This Is the Best Fruit You Can Eat
Some are definitely better than others.
Here’s a fact. Pretty much all fresh fruits are healthy. So are frozen fruits, canned fruits and dried fruits — provided that they don’t have any added sugars. Fresh fruit also holds a lot of water, which helps to keep you hydrated. It’ll give you fiber, which is beneficial not only for keeping you fuller for longer but also for helping cholesterol levels. And fruit provide vitamins, minerals and antioxidants. So eat the fruit that you like. But if you want to choose fruit that’s especially great for you, here are five ways to go.
Does an apple a day keep the doctor away? Maybe, maybe not, but the portable fruit does rank high in nutrition. “The ultimate ‘fast food,’ apples of all colors are the perfect grab-and-go snack,” says Ginger Hultin, RD, a Seattle-based spokesperson for the Academy of Nutrition and Dietetics. “Providing fiber and vitamin C, apples also have unique antioxidants — including quercetin, which has been shown to help protect against free radical damage in the body.” Add apples to an overnight barley breakfast, apple muffins or apple crisp.
Sure, it is kind of cheating, but avocado is technically a fruit! It’s also a source of heart-healthy fat. “Avocados also provide fiber, potassium and vitamin E,” says Marisa Moore, MBA, RDN, a culinary dietitian in Atlanta. “Research suggests avocados may have a positive impact on weight management, heart disease, diabetes and more. Guacamole is a popular and easy way to have avocado, but there are many other ways to enjoy it.” Whip up avocado toast, an avocado smoothie, or avocado chocolate brownies.
“Colorful melons offer unique vitamins and antioxidants,” says Hultin. “Like other fruit, all melons offer fiber, but each type has special offerings. Cantaloupe provides vitamin C and vitamin A, for example.” And cantaloupe is incredibly hydrating, offering more than 90% water, per USDA’s FoodData Central. “Melons blend really well into smoothies,” says Hultin. “You can also dice melon into your next salsa recipe because the natural sweetness balances spicy flavors.” Also enjoy overnight cantaloupe oats, cantaloupe soup, and cantaloupe ice cream.
Yup, those juicy grapes are good for you! “Red, green and black grapes are a natural source of beneficial antioxidants and other polyphenols,” says Moore, a nutrition partner with Grapes from California. “They’re also hydrating and are a flavorful way to add color and natural sweetness to any recipe. I love skewering and grilling them with shrimp, and tossing them into salads.” Grapes are also tasty in a Greek yogurt parfait, chicken salad or warm grape cake.
“Perfectly portable, pears are a sweet and juicy way to get your fiber on the go,” says Moore.

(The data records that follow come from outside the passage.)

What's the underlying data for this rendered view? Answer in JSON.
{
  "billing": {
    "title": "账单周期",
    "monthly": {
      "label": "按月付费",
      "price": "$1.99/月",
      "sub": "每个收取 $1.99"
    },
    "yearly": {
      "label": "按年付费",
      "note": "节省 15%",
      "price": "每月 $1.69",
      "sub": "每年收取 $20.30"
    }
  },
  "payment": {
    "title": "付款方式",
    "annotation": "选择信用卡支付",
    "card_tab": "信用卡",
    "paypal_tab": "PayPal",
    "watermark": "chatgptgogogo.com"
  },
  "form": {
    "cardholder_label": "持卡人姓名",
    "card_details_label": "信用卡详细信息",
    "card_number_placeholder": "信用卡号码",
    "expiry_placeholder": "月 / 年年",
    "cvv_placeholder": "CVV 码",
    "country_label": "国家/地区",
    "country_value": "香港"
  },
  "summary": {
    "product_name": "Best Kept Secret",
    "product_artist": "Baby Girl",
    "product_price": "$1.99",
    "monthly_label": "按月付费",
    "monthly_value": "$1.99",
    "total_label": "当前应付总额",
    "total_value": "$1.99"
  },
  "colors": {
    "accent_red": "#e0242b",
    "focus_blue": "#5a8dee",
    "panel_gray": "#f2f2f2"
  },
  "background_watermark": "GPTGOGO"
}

One medium pear provides about 6 grams of satiating and cholesterol-helping fiber, according to USDA’s FoodData Central, making it an excellent source. And eating white-fleshed fruits like pears may be connected with a lower risk of stroke, per research in Stroke. Moore suggests slicing pears into a salad with nuts or broiling them for a caramelized dessert. You can also make wine-poached pears, gorgonzola-pear toasts or a lentil salad.
Amy Gorin, MS, RDN, is a registered dietitian nutritionist and owner of Amy Gorin Nutrition in the New York City area. She’s a regular contributor to many publications, including EverydayHealth.com, ReadersDigest.com, NBCNews.com, and more. She also pens a recipe-focused blog, Amy’s Eat List, where she shares easy, healthy recipes. Connect with her on Instagram, Facebook, Twitter, and Pinterest.